■ What you should do
Every line of the listing is returned unchanged, and every picture is dropped.

■ Recorded information
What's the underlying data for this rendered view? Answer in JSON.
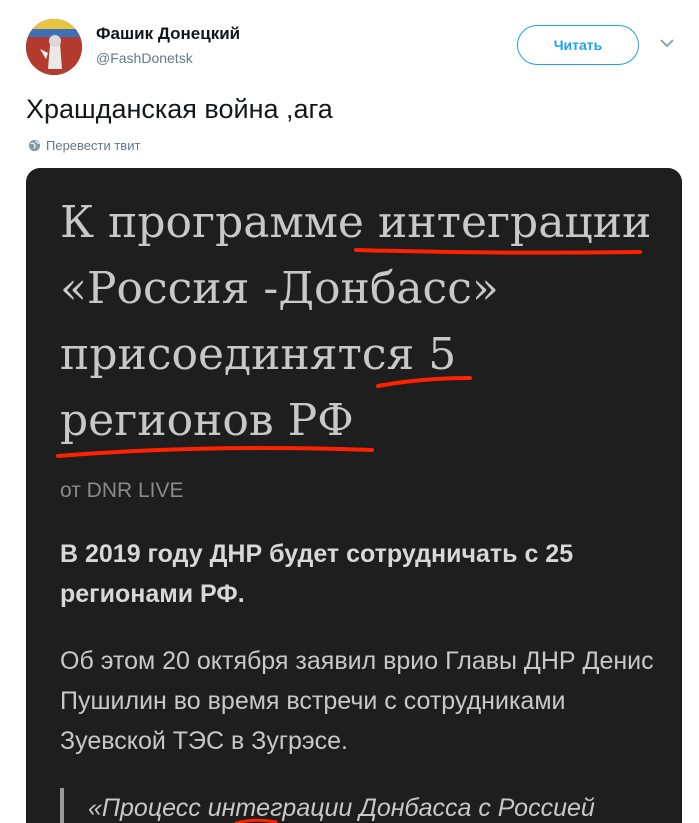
{
  "author": {
    "name": "Фашик Донецкий",
    "handle": "@FashDonetsk",
    "follow_label": "Читать"
  },
  "tweet": {
    "text": "Храшданская война ,ага",
    "translate_label": "Перевести твит"
  },
  "media": {
    "headline_lines": [
      "К программе интеграции",
      "«Россия -Донбасс»",
      "присоединятся 5",
      "регионов РФ"
    ],
    "source": "от DNR LIVE",
    "lead": "В 2019 году ДНР будет сотрудничать с 25 регионами РФ.",
    "paragraph": "Об этом 20 октября заявил врио Главы ДНР Денис Пушилин во время встречи с сотрудниками Зуевской ТЭС в Зугрэсе.",
    "quote": "«Процесс интеграции Донбасса с Россией",
    "annotation_color": "#ff2200"
  },
  "icons": {
    "caret": "chevron-down-icon",
    "globe": "globe-icon"
  }
}
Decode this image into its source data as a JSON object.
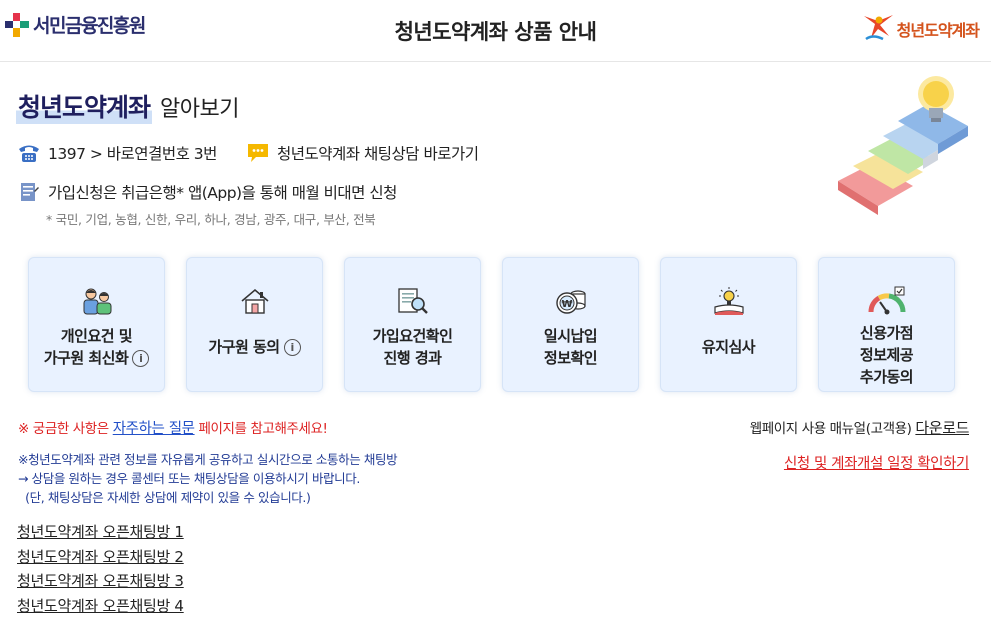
{
  "header": {
    "left_logo_text": "서민금융진흥원",
    "title": "청년도약계좌 상품 안내",
    "right_logo_text": "청년도약계좌"
  },
  "intro": {
    "title_strong": "청년도약계좌",
    "title_rest": "알아보기",
    "phone_text": "1397 > 바로연결번호 3번",
    "chat_text": "청년도약계좌 채팅상담 바로가기",
    "apply_text": "가입신청은 취급은행* 앱(App)을 통해 매월 비대면 신청",
    "banks_note": "* 국민, 기업, 농협, 신한, 우리, 하나, 경남, 광주, 대구, 부산, 전북"
  },
  "cards": [
    {
      "line1": "개인요건 및",
      "line2": "가구원 최신화",
      "line3": "",
      "icon": "people-icon"
    },
    {
      "line1": "가구원 동의",
      "line2": "",
      "line3": "",
      "icon": "house-icon"
    },
    {
      "line1": "가입요건확인",
      "line2": "진행 경과",
      "line3": "",
      "icon": "document-search-icon"
    },
    {
      "line1": "일시납입",
      "line2": "정보확인",
      "line3": "",
      "icon": "coin-icon"
    },
    {
      "line1": "유지심사",
      "line2": "",
      "line3": "",
      "icon": "lightbulb-book-icon"
    },
    {
      "line1": "신용가점",
      "line2": "정보제공",
      "line3": "추가동의",
      "icon": "credit-gauge-icon"
    }
  ],
  "info_symbol": "i",
  "faq": {
    "prefix": "※ 궁금한 사항은 ",
    "link": "자주하는 질문",
    "suffix": " 페이지를 참고해주세요!"
  },
  "manual": {
    "text": "웹페이지 사용 매뉴얼(고객용) ",
    "link": "다운로드"
  },
  "schedule_link": "신청 및 계좌개설 일정 확인하기",
  "chat_note": [
    "※청년도약계좌 관련 정보를 자유롭게 공유하고 실시간으로 소통하는 채팅방",
    "→ 상담을 원하는 경우 콜센터 또는 채팅상담을 이용하시기 바랍니다.",
    "  (단, 채팅상담은 자세한 상담에 제약이 있을 수 있습니다.)"
  ],
  "open_chats": [
    "청년도약계좌 오픈채팅방 1",
    "청년도약계좌 오픈채팅방 2",
    "청년도약계좌 오픈채팅방 3",
    "청년도약계좌 오픈채팅방 4"
  ],
  "colors": {
    "brand_navy": "#2b2f6e",
    "accent_red": "#d22222",
    "link_blue": "#2250c8",
    "card_bg": "#e9f2ff",
    "orange": "#d4531c"
  }
}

■ Answer to the exercise
What's the underlying data for this rendered view? Answer in JSON.
{
  "author": {
    "name": "Фашик Донецкий",
    "handle": "@FashDonetsk",
    "follow_label": "Читать"
  },
  "tweet": {
    "text": "Храшданская война ,ага",
    "translate_label": "Перевести твит"
  },
  "media": {
    "headline_lines": [
      "К программе интеграции",
      "«Россия -Донбасс»",
      "присоединятся 5",
      "регионов РФ"
    ],
    "source": "от DNR LIVE",
    "lead": "В 2019 году ДНР будет сотрудничать с 25 регионами РФ.",
    "paragraph": "Об этом 20 октября заявил врио Главы ДНР Денис Пушилин во время встречи с сотрудниками Зуевской ТЭС в Зугрэсе.",
    "quote": "«Процесс интеграции Донбасса с Россией",
    "annotation_color": "#ff2200"
  },
  "icons": {
    "caret": "chevron-down-icon",
    "globe": "globe-icon"
  }
}
Decode this image into its source data as a JSON object.
{
  "header": {
    "left_logo_text": "서민금융진흥원",
    "title": "청년도약계좌 상품 안내",
    "right_logo_text": "청년도약계좌"
  },
  "intro": {
    "title_strong": "청년도약계좌",
    "title_rest": "알아보기",
    "phone_text": "1397 > 바로연결번호 3번",
    "chat_text": "청년도약계좌 채팅상담 바로가기",
    "apply_text": "가입신청은 취급은행* 앱(App)을 통해 매월 비대면 신청",
    "banks_note": "* 국민, 기업, 농협, 신한, 우리, 하나, 경남, 광주, 대구, 부산, 전북"
  },
  "cards": [
    {
      "line1": "개인요건 및",
      "line2": "가구원 최신화",
      "line3": "",
      "icon": "people-icon"
    },
    {
      "line1": "가구원 동의",
      "line2": "",
      "line3": "",
      "icon": "house-icon"
    },
    {
      "line1": "가입요건확인",
      "line2": "진행 경과",
      "line3": "",
      "icon": "document-search-icon"
    },
    {
      "line1": "일시납입",
      "line2": "정보확인",
      "line3": "",
      "icon": "coin-icon"
    },
    {
      "line1": "유지심사",
      "line2": "",
      "line3": "",
      "icon": "lightbulb-book-icon"
    },
    {
      "line1": "신용가점",
      "line2": "정보제공",
      "line3": "추가동의",
      "icon": "credit-gauge-icon"
    }
  ],
  "info_symbol": "i",
  "faq": {
    "prefix": "※ 궁금한 사항은 ",
    "link": "자주하는 질문",
    "suffix": " 페이지를 참고해주세요!"
  },
  "manual": {
    "text": "웹페이지 사용 매뉴얼(고객용) ",
    "link": "다운로드"
  },
  "schedule_link": "신청 및 계좌개설 일정 확인하기",
  "chat_note": [
    "※청년도약계좌 관련 정보를 자유롭게 공유하고 실시간으로 소통하는 채팅방",
    "→ 상담을 원하는 경우 콜센터 또는 채팅상담을 이용하시기 바랍니다.",
    "  (단, 채팅상담은 자세한 상담에 제약이 있을 수 있습니다.)"
  ],
  "open_chats": [
    "청년도약계좌 오픈채팅방 1",
    "청년도약계좌 오픈채팅방 2",
    "청년도약계좌 오픈채팅방 3",
    "청년도약계좌 오픈채팅방 4"
  ],
  "colors": {
    "brand_navy": "#2b2f6e",
    "accent_red": "#d22222",
    "link_blue": "#2250c8",
    "card_bg": "#e9f2ff",
    "orange": "#d4531c"
  }
}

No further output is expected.